How many SaaS applications overlap in functionality? If there’s overlap, choose the application or applications with the most value (ideally the most in-use features), and sunset other tools.
Consolidate duplicated subscriptions
It’s more common than you’d think for a business to purchase an application only to have an internal team or employee buy the same software separately (known as “multi-sourced” applications). Your inventory should quickly determine which applications have been procured more than once. Consolidating these subscriptions under a enterprise-level agreement typically nets significant savings on per-user costs.
Stage 3: Plan

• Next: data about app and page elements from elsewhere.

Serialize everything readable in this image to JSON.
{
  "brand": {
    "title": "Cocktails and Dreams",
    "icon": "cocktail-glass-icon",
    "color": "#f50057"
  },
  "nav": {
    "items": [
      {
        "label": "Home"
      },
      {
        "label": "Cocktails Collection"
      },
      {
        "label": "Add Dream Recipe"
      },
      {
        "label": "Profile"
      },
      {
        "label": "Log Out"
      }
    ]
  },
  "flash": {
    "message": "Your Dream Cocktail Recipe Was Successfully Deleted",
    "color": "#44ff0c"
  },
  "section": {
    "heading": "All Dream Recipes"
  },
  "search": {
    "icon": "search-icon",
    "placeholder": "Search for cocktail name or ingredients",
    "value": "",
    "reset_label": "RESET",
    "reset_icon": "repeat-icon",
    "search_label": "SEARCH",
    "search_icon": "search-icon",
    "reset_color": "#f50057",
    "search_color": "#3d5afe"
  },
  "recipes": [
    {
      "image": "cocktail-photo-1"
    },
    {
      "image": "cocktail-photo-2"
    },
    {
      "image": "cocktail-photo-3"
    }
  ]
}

In this stage, you can plan to review each SaaS product ahead of its renewal. Because you know how much each tool costs, the number of seats you’re utilizing, the contract details, and its renewal date, this simply because an exercise in mapping out periodic reviews of each tool.
This might be more often than you’d think — Zylo recently found that the average business experiences one SaaS renewal every business day.
The subscription model should ensure continual service, but that’s not the point of SaaS management. The purpose behind implementing SaaS management is to demonstrate the ROI of each SaaS application under the hood.
By planning ahead, you ensure you can take the time for review ahead of each respective renewal date.
Stage 4: Govern
The final stage of implementing SaaS management is to establish a process to manage SaaS applications effectively so all your hard work doesn’t go out the window after a year or two.
If you didn’t already have one in place, setting up effective governance for SaaS management means establishing an organization-wide process for software procurement — and communicating this to all relevant stakeholders.
We recommend establishing three levels of governance within your organization to allow flexibility while maintaining the benefits of SaaS management:
- IT managed applications: For SaaS applications that are widely deployed throughout the organization or those that are essential business functions.
- IT supported applications: For SaaS applications that IT will touch only for implementation or troubleshooting.
- Unmanaged applications: For SaaS applications that IT neither manages nor supports. Every organization will strike its own balance in terms of how individual users may acquire and maintain their own SaaS applications.
With these parameters in place, your SaaS management will be set up for long term success. What’s stopping you from jumping in?
To see how Zylo’s SaaS management platform simplifies getting the most from your organization’s software investments, schedule a demo of Zylo today.